and an awesome window!  The only thing it doesn't have is a working light, but I'm currently getting by with a small counter-top lamp :)

Now for the outside:

Here's the best picture I could take of the entire outside of my "casita."  On the left are the windows into the study, the center are the windows to the dining area, and on the far right, are the windows to my bedroom.

Here's a better look at the clothes washing area, which miraculously is empty right now (it is typically FILLED with clothes soaking to be washed).  You can also see my water tank on the left, which I have to check the level of daily to make sure I have enough water for use in my house!

Here's one last look of the outside clothes washing/water tank area from the inside of my study.  You can see the water tank a bit better from here (it's the concrete box in the lower right corner with the red lid).  You can also see the small walkway I get to use from the street along the two parked cars to get back to my house!  It can sometimes pose a bit of a challenge with lots of groceries :)

A few other interesting Bolivian logistics:
First is the trash.  Here there is no curbside pick-up.  Instead the garbage truck comes 2-3 times a week and bangs a large metal rod against the outside of the truck to alert the neighborhood of its presence.  In my neighborhood, this happens every Tuesday, Thursday, and Saturday at 7:15am.  At this point, everyone (who have been waiting outside in their pajamas) carries their trash to the truck.  I'm lucky and actually have a spot about half a block from my house where you can put your trash and have it picked up when the truck passes by.  However, it's not a good idea to put your trash out the night before or too early in the morning, otherwise the dogs get into it and it gets spread ALL OVER the street!

Second is the water.  The water in Cochabamba is not clean enough to drink straight out of the faucet, so instead, I boil my drinking water in a large pot on my stove every day to every two days.  Many others buy large water jugs (5 gallons? 10 gallons?) of drinkable water--which is actually very affordable at approx. $1.50 a jug.

And third is my NEIGHBORS :)  I think I can safely say that as a whole, Bolivians seem to be very interested in what is going on with e.v.e.r.y.o.n.e around them.  This means that since I live within sneezing distance from the house in front of me, they tend to be all up in my business.  All the time.  It's something we're working on :)  Out of the crew, the person I like the best is their live-in "empleada" or maid.  Her name is Elizabeth, she's 22 and is from the Potosi area of Bolivia.  She has dreams of studying to become a nurse someday (!!) and is very sweet.  I wish I had a picture of her to share with you, but I don't.  That will have to wait for another blog!
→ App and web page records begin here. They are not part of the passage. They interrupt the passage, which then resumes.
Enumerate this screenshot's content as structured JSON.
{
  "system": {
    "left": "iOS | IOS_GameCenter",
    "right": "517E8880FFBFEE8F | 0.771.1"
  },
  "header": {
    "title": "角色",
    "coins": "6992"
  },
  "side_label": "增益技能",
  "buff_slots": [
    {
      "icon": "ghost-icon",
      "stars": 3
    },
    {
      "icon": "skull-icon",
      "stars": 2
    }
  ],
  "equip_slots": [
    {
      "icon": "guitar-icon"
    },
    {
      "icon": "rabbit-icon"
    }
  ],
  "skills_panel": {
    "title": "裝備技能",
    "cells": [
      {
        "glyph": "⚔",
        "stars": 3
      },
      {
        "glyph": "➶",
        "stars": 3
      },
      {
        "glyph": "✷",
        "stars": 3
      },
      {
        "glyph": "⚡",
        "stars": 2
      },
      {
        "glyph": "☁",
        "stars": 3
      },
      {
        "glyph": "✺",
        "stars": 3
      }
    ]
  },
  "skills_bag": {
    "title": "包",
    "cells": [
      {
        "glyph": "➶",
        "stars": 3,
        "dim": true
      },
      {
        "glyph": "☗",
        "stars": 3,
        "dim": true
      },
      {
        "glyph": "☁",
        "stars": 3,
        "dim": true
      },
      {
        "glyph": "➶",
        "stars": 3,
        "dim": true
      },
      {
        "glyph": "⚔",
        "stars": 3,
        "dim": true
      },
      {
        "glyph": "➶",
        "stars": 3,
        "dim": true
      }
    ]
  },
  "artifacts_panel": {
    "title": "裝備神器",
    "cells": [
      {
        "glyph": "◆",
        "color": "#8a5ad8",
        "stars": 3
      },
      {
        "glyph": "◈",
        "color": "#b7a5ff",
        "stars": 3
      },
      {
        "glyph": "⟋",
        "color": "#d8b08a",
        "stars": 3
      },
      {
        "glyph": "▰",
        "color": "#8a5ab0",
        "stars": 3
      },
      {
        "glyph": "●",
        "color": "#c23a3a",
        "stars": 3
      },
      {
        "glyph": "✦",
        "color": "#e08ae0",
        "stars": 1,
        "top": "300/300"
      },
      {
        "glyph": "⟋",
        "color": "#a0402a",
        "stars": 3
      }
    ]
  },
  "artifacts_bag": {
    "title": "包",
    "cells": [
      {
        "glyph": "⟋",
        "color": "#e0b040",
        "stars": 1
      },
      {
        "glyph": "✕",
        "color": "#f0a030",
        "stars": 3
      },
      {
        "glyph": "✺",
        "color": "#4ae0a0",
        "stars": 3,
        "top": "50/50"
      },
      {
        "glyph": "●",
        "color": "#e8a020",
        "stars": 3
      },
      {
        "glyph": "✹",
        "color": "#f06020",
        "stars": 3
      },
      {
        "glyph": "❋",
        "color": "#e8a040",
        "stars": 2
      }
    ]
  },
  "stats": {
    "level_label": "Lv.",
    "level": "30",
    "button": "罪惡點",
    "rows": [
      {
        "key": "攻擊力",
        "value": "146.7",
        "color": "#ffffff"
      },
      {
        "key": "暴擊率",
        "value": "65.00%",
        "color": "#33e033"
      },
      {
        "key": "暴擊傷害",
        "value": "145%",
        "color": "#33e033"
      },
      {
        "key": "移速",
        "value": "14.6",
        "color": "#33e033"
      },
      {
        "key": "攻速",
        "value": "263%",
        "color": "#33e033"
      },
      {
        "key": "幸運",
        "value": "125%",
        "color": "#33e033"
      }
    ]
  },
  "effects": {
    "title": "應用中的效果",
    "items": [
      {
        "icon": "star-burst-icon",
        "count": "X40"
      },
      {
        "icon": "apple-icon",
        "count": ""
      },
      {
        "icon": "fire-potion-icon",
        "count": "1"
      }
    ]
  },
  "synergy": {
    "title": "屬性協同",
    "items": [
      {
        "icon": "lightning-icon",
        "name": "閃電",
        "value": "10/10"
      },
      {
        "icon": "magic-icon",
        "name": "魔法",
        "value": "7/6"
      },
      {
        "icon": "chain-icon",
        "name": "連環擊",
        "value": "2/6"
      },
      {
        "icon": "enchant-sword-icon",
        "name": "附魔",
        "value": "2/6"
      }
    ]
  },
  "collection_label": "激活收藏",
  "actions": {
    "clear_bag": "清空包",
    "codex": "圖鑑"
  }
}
Ok. I think that's it! That's my house!  As you can see, although not prefect, I do have a room that can easily be used to accommodate guests, so if you find yourself itching for a Bolivian adventure, COME ON DOWN :)


  1. So excited to see where you are living! Woot for cold showers. I consider it my first success of the day :)

  2. I'll be keeping an eye on the status of your guest "bed" - the replacement for your broken and uncomfortable couch.

  3. Glad our Sisters were able to help you find such a nice place to live! The Lord bless you abundantly as you fulfill His call in this season of your life! Sue McCarthy Palmer, Maryknoll Sisters Communications Manager

  4. Your place looks super nice! Hope you can make it as homey as possible. :) Once we get a donor to pay for our tickets to Bolivia, we'll be there!